Easy Excel Interaction with EPPlus (Part 4): Styles, Formats, and Formulas

Tuesday, July 29, 2014

Easy Excel Interaction with EPPlus (Part 4): Styles, Formats, and Formulas

By Corey Adler
This post is the 4th in a series of posts designed to show how easy it is to use the EPPlus library (found at NuGet or at http://epplus.codeplex.com/) to have your code communicate with Excel, specifically in regards to importing or exporting data. In this edition, I will be discussing some tips and tricks in regards to the Style, Numberformat, and Formula properties—which you will be using quite often. These are often essential when dealing with Excel, and I hope to show you how easy it can be to implement these key features.


The Style property allows you to adjust the look of anything within the cell, including, but not limited to: Font, fill, alignment, and border. Each of these features has their own separate class which includes a bounty of other ways to style your Excel sheet. Some of the examples of these are listed above, including changing background colors, font sizes, and fill types. Each of the various functions and properties are simple to use, and do exactly what they look like they should do. One tip that needs to be pointed out with Style is that, should you decide to do a fill, you must specify the pattern type BEFORE you do anything else. If you do not do so, a friendly exception will pop up telling you of your mistake.

Number Format

The Numberformat property, while technically a part of Styles, is mentioned separately here because of its own complexities in implementation. There is only use for the Numberformat property—which is to set its Format property in order to format the contents of the cell. The formatting is based on Excel’s formatting styles, rather than those typically found in C# (like the different formats that can be done using the ToString() method). You can set it to be a regular number, a currency, or a percentage with little difficulty. One thing that cannot emphasize enough: Make sure you’re implementing this across the board with all of the cells that contains a number, and make sure that it’s absolutely correct. While the export will work and exit out without exception, you will notice an error when you try to open the file saying that your file has unreadable content. If you do see that message when you open up the file, start looking closer at the formatting of numbers and dates, because EPPlus is telling you that something is wrong.

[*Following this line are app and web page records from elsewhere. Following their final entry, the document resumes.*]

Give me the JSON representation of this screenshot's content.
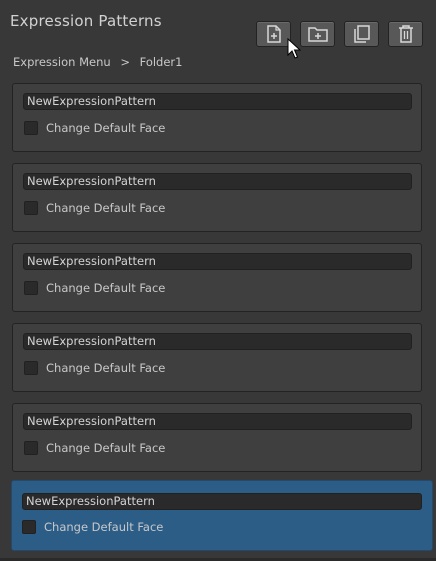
{
  "panel": {
    "title": "Expression Patterns",
    "toolbar": [
      {
        "name": "add-file-button",
        "icon": "file-plus-icon"
      },
      {
        "name": "add-folder-button",
        "icon": "folder-plus-icon"
      },
      {
        "name": "copy-button",
        "icon": "copy-icon"
      },
      {
        "name": "delete-button",
        "icon": "trash-icon"
      }
    ],
    "breadcrumb": [
      "Expression Menu",
      ">",
      "Folder1"
    ],
    "items": [
      {
        "name": "NewExpressionPattern",
        "checkbox_label": "Change Default Face",
        "checked": false,
        "selected": false
      },
      {
        "name": "NewExpressionPattern",
        "checkbox_label": "Change Default Face",
        "checked": false,
        "selected": false
      },
      {
        "name": "NewExpressionPattern",
        "checkbox_label": "Change Default Face",
        "checked": false,
        "selected": false
      },
      {
        "name": "NewExpressionPattern",
        "checkbox_label": "Change Default Face",
        "checked": false,
        "selected": false
      },
      {
        "name": "NewExpressionPattern",
        "checkbox_label": "Change Default Face",
        "checked": false,
        "selected": false
      },
      {
        "name": "NewExpressionPattern",
        "checkbox_label": "Change Default Face",
        "checked": false,
        "selected": true
      }
    ],
    "colors": {
      "background": "#383838",
      "item_background": "#3f3f3f",
      "selected_background": "#2c5d87",
      "field_background": "#2a2a2a"
    }
  }
}
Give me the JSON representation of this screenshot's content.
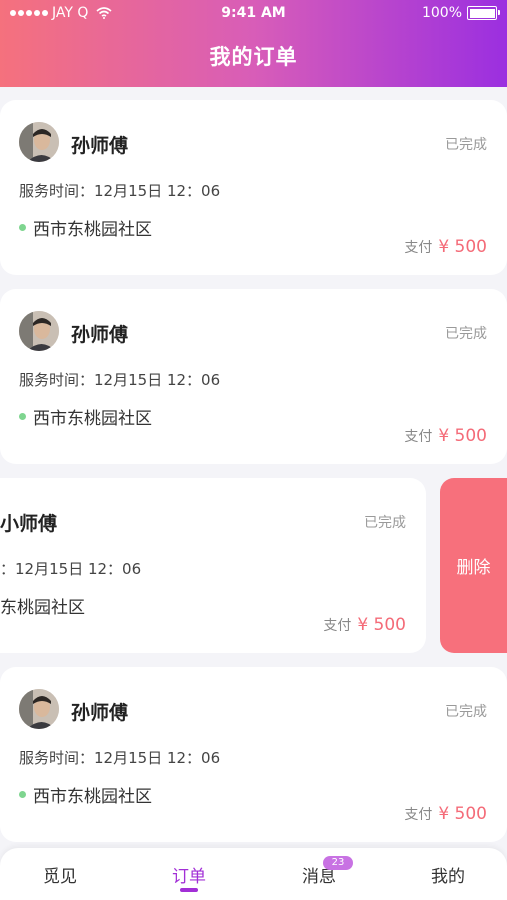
{
  "status_bar": {
    "carrier": "JAY Q",
    "time": "9:41 AM",
    "battery_percent_text": "100%",
    "battery_level": 1.0
  },
  "header": {
    "title": "我的订单",
    "gradient_colors": [
      "#f5717d",
      "#d85db8",
      "#9b2fe0"
    ]
  },
  "orders": [
    {
      "name": "孙师傅",
      "status": "已完成",
      "time_label": "服务时间：",
      "time": "12月15日 12：06",
      "address": "西市东桃园社区",
      "pay_label": "支付",
      "amount": "¥ 500"
    },
    {
      "name": "孙师傅",
      "status": "已完成",
      "time_label": "服务时间：",
      "time": "12月15日 12：06",
      "address": "西市东桃园社区",
      "pay_label": "支付",
      "amount": "¥ 500"
    },
    {
      "name": "孙师傅",
      "status": "已完成",
      "time_label": "：",
      "time": "12月15日 12：06",
      "address": "东桃园社区",
      "pay_label": "支付",
      "amount": "¥ 500",
      "swiped": true
    },
    {
      "name": "孙师傅",
      "status": "已完成",
      "time_label": "服务时间：",
      "time": "12月15日 12：06",
      "address": "西市东桃园社区",
      "pay_label": "支付",
      "amount": "¥ 500"
    }
  ],
  "swiped_card_name": "小师傅",
  "delete_label": "删除",
  "tabs": [
    {
      "label": "觅见",
      "active": false
    },
    {
      "label": "订单",
      "active": true
    },
    {
      "label": "消息",
      "active": false,
      "badge": "23"
    },
    {
      "label": "我的",
      "active": false
    }
  ],
  "colors": {
    "accent": "#a22fd6",
    "price": "#f46b78",
    "delete": "#f7707c",
    "address_dot": "#7ed58f"
  }
}
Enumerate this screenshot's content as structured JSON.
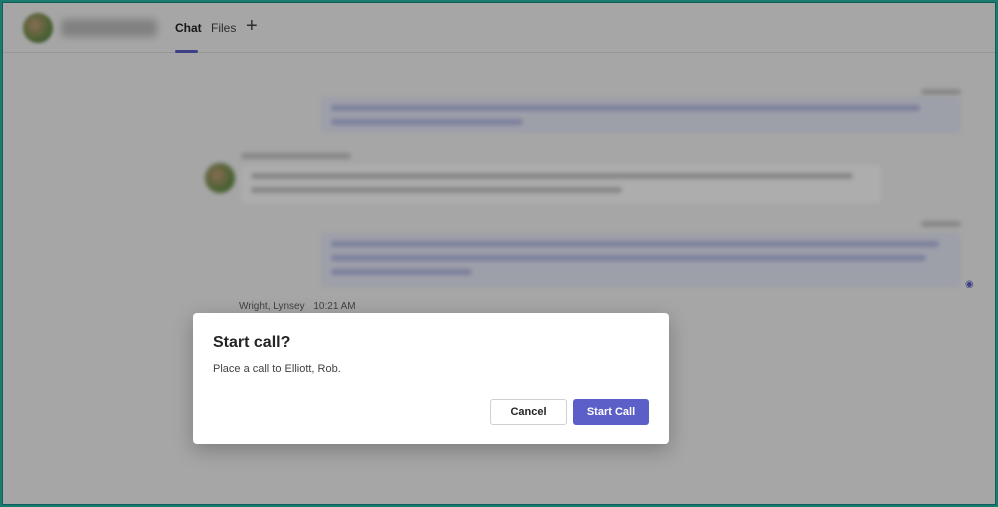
{
  "header": {
    "tabs": [
      {
        "label": "Chat",
        "active": true
      },
      {
        "label": "Files",
        "active": false
      }
    ],
    "add_tab_icon": "plus-icon"
  },
  "conversation": {
    "last_sender": "Wright, Lynsey",
    "last_time": "10:21 AM",
    "read_receipt_icon": "eye-icon"
  },
  "dialog": {
    "title": "Start call?",
    "message": "Place a call to Elliott, Rob.",
    "cancel_label": "Cancel",
    "confirm_label": "Start Call"
  },
  "colors": {
    "accent": "#5b5fc7",
    "frame": "#1a7a70"
  }
}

For my final topic, I would like to discuss implementing formulas, using the Formula property. The Formula property allows you to set a specific range of cells (most likely only one cell) to some calculation of other cells present. You may set it to any typical Excel function, and it will work exactly as you intend it. 3 examples are shown in the picture above, including the use of the SUM and SUBTOTAL functions. This can be very handy to have, especially when you need to report on some financial data, and want to have the final numbers there for you right after you export, without having to add the formulas in yourself. You may also notice the property on the last line of the picture, that of FormulaR1C1. There is, as you can see, one fundamental difference between the two: Instead of using the regular Excel row and column notation, it uses notation based on specific rows and columns (like “R4C1” which would be the same as “A4”), and will even calculate those dynamically for you. So that call is stating that the value located in that range should be the value of whatever is found 2 columns to its left multiplied by the value found 1 column to its left.

There a few tips I have for you while using this property. First, understand that there is no way for this formula to give you any sort of error while the export is being run. So be sure to double check those formulas, and make sure that you have no typos! Second, you’ll oftentimes find yourself doing those formulas in dynamic locations, based on the fact that you may not have a fixed amount of rows or columns. I always find it extremely helpful to just always keep a running tab on how many rows and columns I have on my sheet, in case I realize that I have a need for a dynamic formula later on (like by totaling expenses). Third, it might behoove you to put in a comment over each formula that you write explaining what exactly that formula is for. The next programmer who looks at your code may not instinctually know that that’s the location for Total Gross Sales. Confusion can often lead to preventable mistakes.

Now that all of the basics have been covered by these last posts, it’s time to start implementing your first Export function with EPPlus! The next post will cover that, showing different tips and tricks for returning a properly done, good looking Excel file from your application—both on the web and on your desktop. Until then, I wish you good coding.